__TASK TO CARRY OUT__. Scan the entries below. Report each line where the string "left" occurs.

*** Opening of AVAILABLE RECORDS ***

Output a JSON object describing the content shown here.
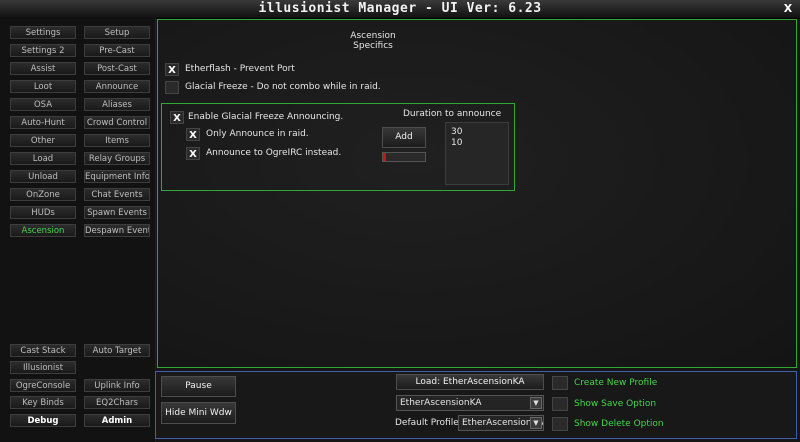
{
  "window": {
    "title": "illusionist Manager  - UI Ver: 6.23",
    "close_label": "X"
  },
  "sidebar": {
    "items": [
      {
        "left": "Settings",
        "right": "Setup"
      },
      {
        "left": "Settings 2",
        "right": "Pre-Cast"
      },
      {
        "left": "Assist",
        "right": "Post-Cast"
      },
      {
        "left": "Loot",
        "right": "Announce"
      },
      {
        "left": "OSA",
        "right": "Aliases"
      },
      {
        "left": "Auto-Hunt",
        "right": "Crowd Control"
      },
      {
        "left": "Other",
        "right": "Items"
      },
      {
        "left": "Load",
        "right": "Relay Groups"
      },
      {
        "left": "Unload",
        "right": "Equipment Info"
      },
      {
        "left": "OnZone",
        "right": "Chat Events"
      },
      {
        "left": "HUDs",
        "right": "Spawn Events"
      },
      {
        "left": "Ascension",
        "right": "Despawn Event"
      }
    ],
    "bottom": {
      "cast_stack": "Cast Stack",
      "auto_target": "Auto Target",
      "illusionist": "Illusionist",
      "ogre_console": "OgreConsole",
      "uplink_info": "Uplink Info",
      "key_binds": "Key Binds",
      "eq2chars": "EQ2Chars",
      "debug": "Debug",
      "admin": "Admin"
    }
  },
  "main": {
    "section_title": "Ascension Specifics",
    "etherflash": {
      "checked": "X",
      "label": "Etherflash - Prevent Port"
    },
    "glacial_combo": {
      "checked": "",
      "label": "Glacial Freeze - Do not combo while in raid."
    },
    "group": {
      "enable": {
        "checked": "X",
        "label": "Enable Glacial Freeze Announcing."
      },
      "raid_only": {
        "checked": "X",
        "label": "Only Announce in raid."
      },
      "ogreirc": {
        "checked": "X",
        "label": "Announce to OgreIRC instead."
      },
      "duration_title": "Duration to announce",
      "add_label": "Add",
      "progress": 0.08,
      "durations": [
        "30",
        "10"
      ]
    }
  },
  "footer": {
    "pause": "Pause",
    "hide_mini": "Hide Mini Wdw",
    "load_label": "Load: EtherAscensionKA",
    "profile_select": "EtherAscensionKA",
    "default_profile_label": "Default Profile:",
    "default_profile_value": "EtherAscensionKA",
    "create_new": "Create New Profile",
    "show_save": "Show Save Option",
    "show_delete": "Show Delete Option"
  }
}
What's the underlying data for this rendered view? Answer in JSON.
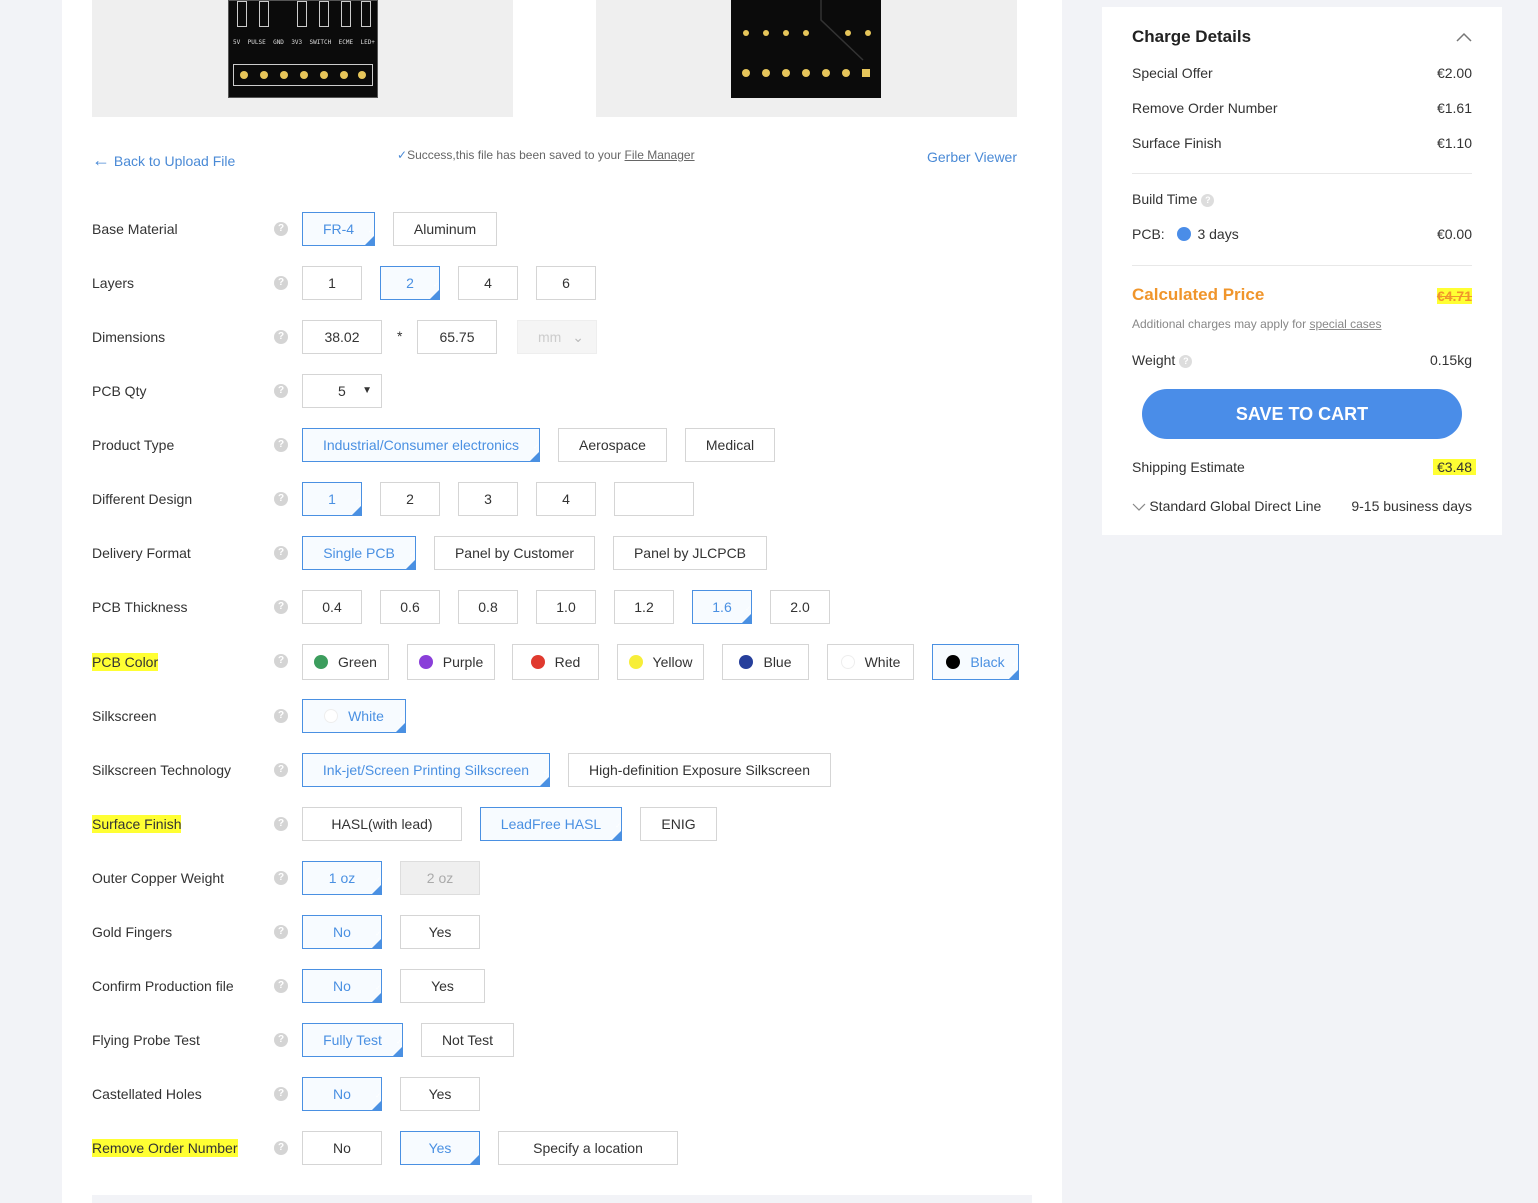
{
  "top": {
    "back_link": "Back to Upload File",
    "success_text": "Success,this file has been saved to your",
    "file_manager": "File Manager",
    "gerber_viewer": "Gerber Viewer",
    "silk_front": [
      "5V",
      "PULSE",
      "GND",
      "3V3",
      "SWITCH",
      "ECME",
      "LED+"
    ]
  },
  "options": {
    "base_material": {
      "label": "Base Material",
      "opts": [
        "FR-4",
        "Aluminum"
      ]
    },
    "layers": {
      "label": "Layers",
      "opts": [
        "1",
        "2",
        "4",
        "6"
      ]
    },
    "dimensions": {
      "label": "Dimensions",
      "width": "38.02",
      "sep": "*",
      "height": "65.75",
      "unit": "mm"
    },
    "pcb_qty": {
      "label": "PCB Qty",
      "value": "5"
    },
    "product_type": {
      "label": "Product Type",
      "opts": [
        "Industrial/Consumer electronics",
        "Aerospace",
        "Medical"
      ]
    },
    "different_design": {
      "label": "Different Design",
      "opts": [
        "1",
        "2",
        "3",
        "4"
      ]
    },
    "delivery_format": {
      "label": "Delivery Format",
      "opts": [
        "Single PCB",
        "Panel by Customer",
        "Panel by JLCPCB"
      ]
    },
    "pcb_thickness": {
      "label": "PCB Thickness",
      "opts": [
        "0.4",
        "0.6",
        "0.8",
        "1.0",
        "1.2",
        "1.6",
        "2.0"
      ]
    },
    "pcb_color": {
      "label": "PCB Color",
      "opts": [
        "Green",
        "Purple",
        "Red",
        "Yellow",
        "Blue",
        "White",
        "Black"
      ],
      "colors": [
        "#3c9d5d",
        "#8a3fd9",
        "#e03a2f",
        "#f7ee39",
        "#263f9b",
        "#ffffff",
        "#000000"
      ]
    },
    "silkscreen": {
      "label": "Silkscreen",
      "opts": [
        "White"
      ]
    },
    "silkscreen_tech": {
      "label": "Silkscreen Technology",
      "opts": [
        "Ink-jet/Screen Printing Silkscreen",
        "High-definition Exposure Silkscreen"
      ]
    },
    "surface_finish": {
      "label": "Surface Finish",
      "opts": [
        "HASL(with lead)",
        "LeadFree HASL",
        "ENIG"
      ]
    },
    "outer_copper": {
      "label": "Outer Copper Weight",
      "opts": [
        "1 oz",
        "2 oz"
      ]
    },
    "gold_fingers": {
      "label": "Gold Fingers",
      "opts": [
        "No",
        "Yes"
      ]
    },
    "confirm_file": {
      "label": "Confirm Production file",
      "opts": [
        "No",
        "Yes"
      ]
    },
    "flying_probe": {
      "label": "Flying Probe Test",
      "opts": [
        "Fully Test",
        "Not Test"
      ]
    },
    "castellated": {
      "label": "Castellated Holes",
      "opts": [
        "No",
        "Yes"
      ]
    },
    "remove_order": {
      "label": "Remove Order Number",
      "opts": [
        "No",
        "Yes",
        "Specify a location"
      ]
    }
  },
  "charge": {
    "title": "Charge Details",
    "special_offer": {
      "label": "Special Offer",
      "value": "€2.00"
    },
    "remove_order": {
      "label": "Remove Order Number",
      "value": "€1.61"
    },
    "surface_finish": {
      "label": "Surface Finish",
      "value": "€1.10"
    },
    "build_time": "Build Time",
    "pcb_label": "PCB:",
    "pcb_days": "3 days",
    "pcb_price": "€0.00",
    "calc_label": "Calculated Price",
    "calc_value": "€4.71",
    "note": "Additional charges may apply for",
    "note_link": "special cases",
    "weight_label": "Weight",
    "weight_value": "0.15kg",
    "save": "SAVE TO CART",
    "ship_label": "Shipping Estimate",
    "ship_value": "€3.48",
    "ship_method": "Standard Global Direct Line",
    "ship_days": "9-15 business days"
  },
  "colors": {
    "accent": "#4a90e2",
    "orange": "#f0952b",
    "highlight": "#ffff33"
  }
}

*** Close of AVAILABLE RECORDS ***

__ANSWER TO THIS TASK__.
        "left": "Settings",
        "left": "Settings 2",
        "left": "Assist",
        "left": "Loot",
        "left": "OSA",
        "left": "Auto-Hunt",
        "left": "Other",
        "left": "Load",
        "left": "Unload",
        "left": "OnZone",
        "left": "HUDs",
        "left": "Ascension",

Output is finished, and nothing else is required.